Later, when I walked past her door, I heard that she was playing a new song on her iPod speakers—pretty lyrics, energetic beat, youthful voices. I stuck a toe into her room, ready to boogie. But then, in a moment of uncharacteristic restraint, I paused on the threshold and listened. As much as I wanted to, I would not dance in there and acquire this song. I would not turn it into a musical lesson about homework or messy sock drawers.

This song was hers.

And downstairs, in the kitchen, legendary folk rocker James Taylor was waiting for me.

In memory of my aunt, Kay Fairchild—a funny and talented lyricist.

Heather Heath Chapman is a writer and a mother of two.
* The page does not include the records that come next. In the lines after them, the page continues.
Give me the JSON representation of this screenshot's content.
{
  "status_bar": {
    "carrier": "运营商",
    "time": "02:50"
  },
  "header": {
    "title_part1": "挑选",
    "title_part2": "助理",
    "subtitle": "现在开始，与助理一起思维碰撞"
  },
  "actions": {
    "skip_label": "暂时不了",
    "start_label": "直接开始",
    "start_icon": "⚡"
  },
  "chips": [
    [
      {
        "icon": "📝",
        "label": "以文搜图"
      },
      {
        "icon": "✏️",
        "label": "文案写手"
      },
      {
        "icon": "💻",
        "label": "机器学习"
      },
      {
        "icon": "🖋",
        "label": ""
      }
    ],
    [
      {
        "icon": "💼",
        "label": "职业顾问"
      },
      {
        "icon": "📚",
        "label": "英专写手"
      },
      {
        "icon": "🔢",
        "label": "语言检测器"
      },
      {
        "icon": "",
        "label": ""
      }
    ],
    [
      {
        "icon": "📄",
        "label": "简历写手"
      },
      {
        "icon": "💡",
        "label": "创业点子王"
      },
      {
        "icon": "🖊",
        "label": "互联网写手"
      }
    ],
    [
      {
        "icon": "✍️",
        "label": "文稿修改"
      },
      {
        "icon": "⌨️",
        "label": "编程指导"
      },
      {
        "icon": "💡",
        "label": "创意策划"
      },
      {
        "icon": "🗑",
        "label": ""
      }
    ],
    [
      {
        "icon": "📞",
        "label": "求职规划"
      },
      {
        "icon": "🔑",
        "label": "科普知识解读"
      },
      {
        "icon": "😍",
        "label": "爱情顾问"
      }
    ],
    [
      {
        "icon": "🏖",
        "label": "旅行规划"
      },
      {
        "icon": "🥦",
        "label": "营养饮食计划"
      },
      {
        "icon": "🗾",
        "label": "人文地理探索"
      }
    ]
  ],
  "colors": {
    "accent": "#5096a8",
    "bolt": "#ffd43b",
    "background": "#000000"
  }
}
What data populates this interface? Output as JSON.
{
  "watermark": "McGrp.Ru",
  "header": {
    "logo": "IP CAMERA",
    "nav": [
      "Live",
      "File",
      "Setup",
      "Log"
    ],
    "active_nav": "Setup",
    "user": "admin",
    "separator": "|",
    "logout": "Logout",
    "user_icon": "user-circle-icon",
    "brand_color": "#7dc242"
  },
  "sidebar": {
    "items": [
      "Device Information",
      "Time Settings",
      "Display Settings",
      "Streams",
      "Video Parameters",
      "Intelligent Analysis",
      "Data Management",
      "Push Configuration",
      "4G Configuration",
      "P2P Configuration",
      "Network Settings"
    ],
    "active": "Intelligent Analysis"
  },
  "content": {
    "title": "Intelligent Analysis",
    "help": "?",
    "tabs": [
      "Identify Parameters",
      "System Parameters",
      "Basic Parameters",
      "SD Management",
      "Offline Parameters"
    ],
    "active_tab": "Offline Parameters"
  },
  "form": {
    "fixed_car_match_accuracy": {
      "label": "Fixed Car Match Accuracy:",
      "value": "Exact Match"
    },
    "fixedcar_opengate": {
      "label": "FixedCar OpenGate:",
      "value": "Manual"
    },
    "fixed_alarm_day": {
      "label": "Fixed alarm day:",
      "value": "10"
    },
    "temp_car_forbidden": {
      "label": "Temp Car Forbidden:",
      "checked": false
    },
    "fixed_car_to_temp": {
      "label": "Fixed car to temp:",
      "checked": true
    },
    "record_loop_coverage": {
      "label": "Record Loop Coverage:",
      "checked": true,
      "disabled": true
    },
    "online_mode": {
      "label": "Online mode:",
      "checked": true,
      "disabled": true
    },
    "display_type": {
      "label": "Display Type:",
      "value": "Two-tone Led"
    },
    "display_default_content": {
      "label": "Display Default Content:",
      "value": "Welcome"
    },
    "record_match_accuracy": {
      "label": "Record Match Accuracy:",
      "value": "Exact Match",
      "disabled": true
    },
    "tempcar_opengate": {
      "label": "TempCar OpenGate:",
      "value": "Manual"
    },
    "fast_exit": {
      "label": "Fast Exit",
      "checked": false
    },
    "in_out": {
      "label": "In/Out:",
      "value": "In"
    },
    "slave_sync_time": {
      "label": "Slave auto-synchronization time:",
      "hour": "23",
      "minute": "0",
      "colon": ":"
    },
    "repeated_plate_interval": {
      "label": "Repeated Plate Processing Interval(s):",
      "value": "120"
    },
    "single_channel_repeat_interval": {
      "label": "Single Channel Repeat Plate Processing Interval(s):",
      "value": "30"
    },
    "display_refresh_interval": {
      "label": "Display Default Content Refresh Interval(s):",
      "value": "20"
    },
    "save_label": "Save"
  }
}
Her next online post will appear on Thursday, February 4.


Heidi Hess Saxton

Mon, Feb 1, 2010 : 8:10 p.m.

Heather: I laughed as I read this -- I thought I was the only one who did that!!! I think we ought to form a band... the Unhip Chicks. (I get Air Keyboards.)

Angela Smith

Sun, Jan 24, 2010 : 7:42 p.m.

umm, maybe we can start a support group for moms who sing and kids who can't stand it. if not that, at least a lyric exchange program, these are great!!


Sat, Jan 23, 2010 : 7:05 p.m.

Keep on singing! My Dad couldn't carry a tune if it had a handle, yet he sang with gusto-- all the time. It bothered my sisters and me and amused our friends to no end. Soon after I left home for college, I found that I sang all the time too (maybe to fill the void). Now I sing to my wife, daughters, or myself-- silly or serious. My tweener rolls her eyes and my youngest joins right in. But the other day my tweener came home very excited that her piano teacher gave her a song that I always sang-- so maybe it isn't so bad.


Sat, Jan 23, 2010 : 12:53 p.m.

@Paula Ronnie James Dio?really? WOW!your husband must REALLY love you

Paula Gardner

Sat, Jan 23, 2010 : 12:08 p.m.

I can't sing at all, but love to belt out songs with "customized" lyrics for the kids. Sometimes they join me.... But I've also been ordered by my 9 year old to give it up. My favorite is when I get a little operatic. But that's when my husband accuses me of channeling Ronnie James Dio. And then he explains bad hair metal to the kids. OUCH

Tammy Mayrend

Sat, Jan 23, 2010 : 10:23 a.m.

I sing everyday things as well, and now find it funny that both children have picked up the "habit"!!!


Sat, Jan 23, 2010 : 9:30 a.m.

Yikes, James Taylor? I would be embarrassed too and I'm 50 years old! lol

Ann Arbor mom

Sat, Jan 23, 2010 : 9:14 a.m.

If Aunt Kay was anything like you, she could really belt out a tune. For me, I tend to spend my days doing little rhyming jigs which sends my 5 year old in peals of laughter. I only have a few more years until the "eye roll" starts.....


Sat, Jan 23, 2010 : 6:25 a.m.

My mother liked to whistle and as a tween/teen that struck me as the most embarassing thing in the world for her to do. As an adult, I would give anything to have my mother alive and whistling again. So you keep right on singing!

Scott Beal

Sat, Jan 23, 2010 : 1:04 a.m.

This is really splendid. It makes me happy and it makes me sad. ("Having a best friend who cries a lot is mostly just a downer." Yeah. And Ouch.) If I had a nickel for every time my daughters have asked me to please stop singing whatever song I've just made up for their benefit... well, I'd have some nickels, that's for sure.

Spencer Thomas

Fri, Jan 22, 2010 : 10:45 p.m.

And what a counterpoint the first two comments make!!


Fri, Jan 22, 2010 : 4:42 p.m.

I truly feel for your daughter


Fri, Jan 22, 2010 : 1:18 p.m.

How sweet THIS is - what a lovely tribute.